Competitive Advantages & Recession Performance
One way in which REITs establish a competitive advantage is through investing in the highest-quality portfolios. Realty Income has done this by building a broadly diversified portfolio of well located real estate with many high quality tenants.
Realty Income also benefits from a favorable economic backdrop, with high occupancy rates, and the ability to raise rents over time.
Another – and perhaps the biggest – competitive advantage for Realty Income is its extremely strong balance sheet. With a credit rating of A- from Standard & Poor’s – which is solidly investment-grade and a high rating for a REIT – it is able to unlock value in large acquisitions simply through refinancing the existing debt on the properties it acquires at considerably lower interest rates.
As a result, it is able to profitably invest in high-quality assets that many of its competitors could not. This gives it the ability to build a stronger portfolio while also having more growth levers available to it, generating superior risk-adjusted returns for shareholders.
As history has shown, these competitive strengths allow Realty Income to outperform well during the worst of economic recessions. For example, its FFO per share during the Great Recession (from 2007-2009) grew at an annualized rate of 2.1% and its occupancy remained highly resilient throughout the entire period.
Source: Investor Presentation
This was a remarkable achievement, and speaks to the strength of the business model.

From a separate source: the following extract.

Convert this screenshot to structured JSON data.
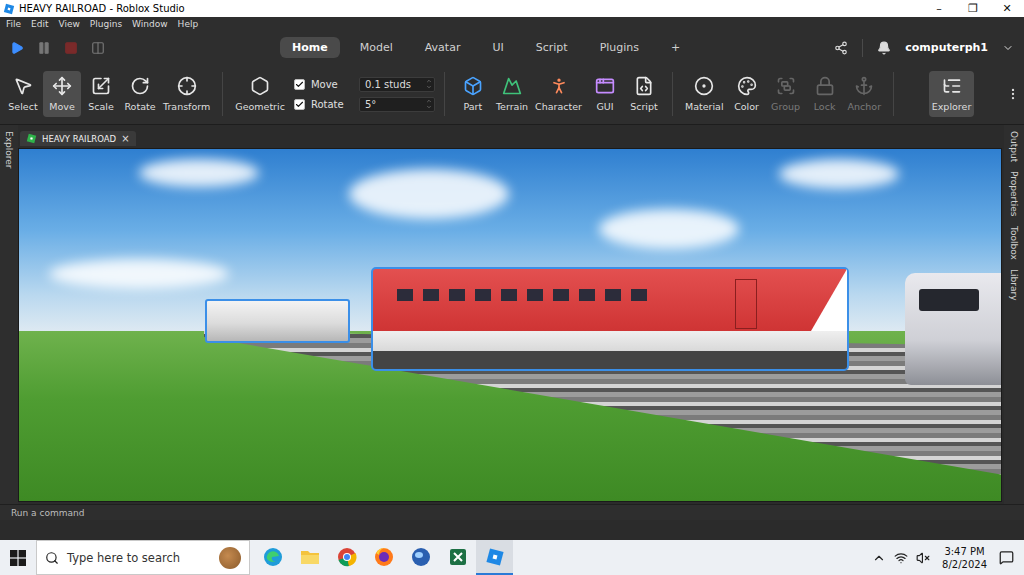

We expect Realty Income to hold up similarly well during the next downturn, and in fact it will likely present the trust with an opportunity to refuel its growth pipeline as it will likely use its strong balance sheet to snatch up discounted properties.

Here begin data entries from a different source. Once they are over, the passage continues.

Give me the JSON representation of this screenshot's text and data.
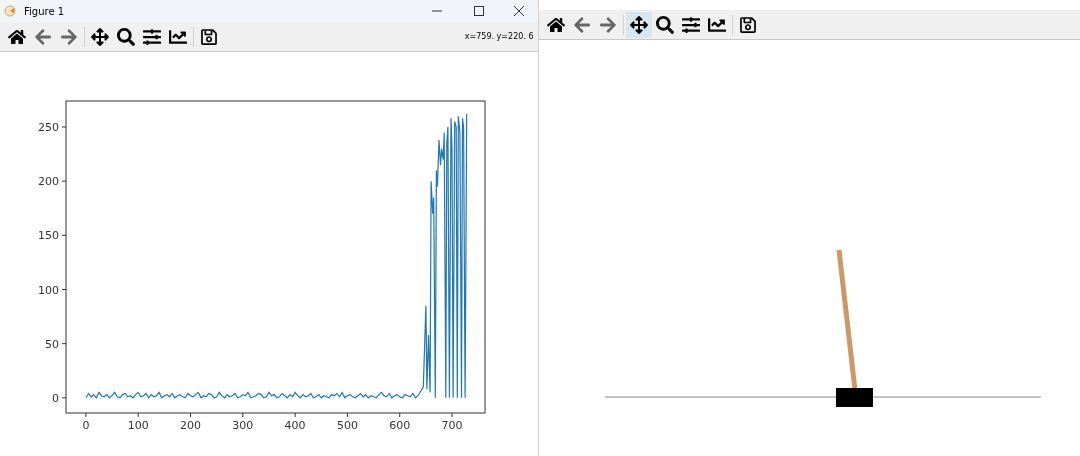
{
  "windows": [
    {
      "title": "Figure 1",
      "coordinates": "x=759.  y=220. 6",
      "toolbar": [
        {
          "kind": "home",
          "selected": false
        },
        {
          "kind": "back",
          "selected": false
        },
        {
          "kind": "forward",
          "selected": false
        },
        {
          "kind": "pan",
          "selected": false
        },
        {
          "kind": "zoom",
          "selected": false
        },
        {
          "kind": "configure",
          "selected": false
        },
        {
          "kind": "axes",
          "selected": false
        },
        {
          "kind": "save",
          "selected": false
        }
      ],
      "content": {
        "kind": "chart",
        "chart_data": {
          "type": "line",
          "x": [
            0,
            5,
            10,
            15,
            20,
            25,
            30,
            35,
            40,
            45,
            50,
            55,
            60,
            65,
            70,
            75,
            80,
            85,
            90,
            95,
            100,
            105,
            110,
            115,
            120,
            125,
            130,
            135,
            140,
            145,
            150,
            155,
            160,
            165,
            170,
            175,
            180,
            185,
            190,
            195,
            200,
            205,
            210,
            215,
            220,
            225,
            230,
            235,
            240,
            245,
            250,
            255,
            260,
            265,
            270,
            275,
            280,
            285,
            290,
            295,
            300,
            305,
            310,
            315,
            320,
            325,
            330,
            335,
            340,
            345,
            350,
            355,
            360,
            365,
            370,
            375,
            380,
            385,
            390,
            395,
            400,
            405,
            410,
            415,
            420,
            425,
            430,
            435,
            440,
            445,
            450,
            455,
            460,
            465,
            470,
            475,
            480,
            485,
            490,
            495,
            500,
            505,
            510,
            515,
            520,
            525,
            530,
            535,
            540,
            545,
            550,
            555,
            560,
            565,
            570,
            575,
            580,
            585,
            590,
            595,
            600,
            605,
            610,
            615,
            620,
            625,
            630,
            635,
            640,
            645,
            650,
            652,
            655,
            658,
            660,
            663,
            665,
            668,
            670,
            672,
            675,
            678,
            680,
            683,
            685,
            688,
            690,
            692,
            695,
            698,
            700,
            702,
            705,
            708,
            710,
            712,
            715,
            718,
            720,
            722,
            725,
            728
          ],
          "xlim": [
            -38,
            763
          ],
          "ylim": [
            -14,
            274
          ],
          "xticks": [
            0,
            100,
            200,
            300,
            400,
            500,
            600,
            700
          ],
          "yticks": [
            0,
            50,
            100,
            150,
            200,
            250
          ],
          "series": [
            {
              "color": "#1f77b4",
              "values": [
                0,
                4,
                1,
                3,
                0,
                5,
                2,
                1,
                3,
                0,
                2,
                5,
                1,
                0,
                3,
                4,
                1,
                2,
                0,
                3,
                5,
                1,
                2,
                4,
                0,
                3,
                1,
                2,
                5,
                0,
                2,
                3,
                1,
                4,
                0,
                2,
                3,
                1,
                0,
                4,
                2,
                1,
                3,
                5,
                0,
                2,
                1,
                4,
                3,
                0,
                1,
                5,
                2,
                0,
                3,
                1,
                2,
                4,
                0,
                1,
                3,
                2,
                5,
                0,
                1,
                2,
                4,
                3,
                0,
                1,
                5,
                2,
                3,
                0,
                1,
                4,
                2,
                0,
                3,
                1,
                5,
                2,
                0,
                3,
                1,
                2,
                4,
                0,
                1,
                3,
                0,
                2,
                1,
                0,
                3,
                2,
                4,
                1,
                5,
                0,
                2,
                3,
                1,
                0,
                2,
                4,
                1,
                3,
                0,
                2,
                1,
                0,
                3,
                5,
                2,
                1,
                4,
                0,
                2,
                3,
                1,
                0,
                3,
                2,
                1,
                4,
                0,
                2,
                6,
                10,
                85,
                8,
                58,
                5,
                200,
                170,
                185,
                0,
                210,
                195,
                238,
                215,
                230,
                220,
                245,
                0,
                235,
                250,
                0,
                258,
                230,
                0,
                255,
                250,
                0,
                260,
                245,
                0,
                258,
                250,
                0,
                262
              ]
            }
          ]
        }
      }
    },
    {
      "toolbar": [
        {
          "kind": "home",
          "selected": false
        },
        {
          "kind": "back",
          "selected": false
        },
        {
          "kind": "forward",
          "selected": false
        },
        {
          "kind": "pan",
          "selected": true
        },
        {
          "kind": "zoom",
          "selected": false
        },
        {
          "kind": "configure",
          "selected": false
        },
        {
          "kind": "axes",
          "selected": false
        },
        {
          "kind": "save",
          "selected": false
        }
      ],
      "content": {
        "kind": "render"
      }
    }
  ]
}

Valuation & Expected Returns
Based on our expected 2019 adjusted FFO-per-share of $3.32, Realty Income’s stock trades for a price-to-FFO ratio of 24.1. Investors can think of this as similar to a price-to-earnings ratio.
On a valuation basis, Realty Income appears considerably overvalued. The trust has generally traded with a price-to-FFO ratio in the high teens, and we expect it will again once interest rates normalize back towards historic levels. Should the stock return to our forecast fair value of 17 times FFO, it would provide a ~6.7% headwind to annualized total returns. Realty Income has spent much of the past year trading between $70 and $80 per share, which is well above our fair value estimate of $56.
Therefore, future returns will be comprised of a mix of FFO growth (~5% annually) and dividends (current yield is ~3.5%), though we expect this will be largely offset by multiple contraction. In this scenario, total returns would be roughly 1.5% annually, as the trust would suffer from significant multiple contraction.
The current dividend yield of 3.5% is a pretty average yield for a REIT, as is its growth outlook. That being said, Realty Income helps make up for some of this unimpressive forward outlook with its strong management and balance sheet as well as its impeccable dividend growth track record.
Source: Investor Presentation
However, Realty Income’s dividend yield has fallen over the past decade, as its share price gains have exceeded its dividend growth rate. As a result, Realty Income stock presents a fairly unattractive valuation and dividend yield, compared with historical levels.
Investors flock to REITs for dividends, and with high yields across the asset class, it is easy to see why they are so popular for income investors.
We have compiled a list of 150+ REITs, that are worthy of further consideration, based on their dividend yields and dividend growth potential. You can see all 150+ REITs here.
Realty Income is quite overvalued at present and offers investors meager total return potential. While long-term conservative dividend growth investors may want to hold on to it, we overall rate it a sell simply due to valuation.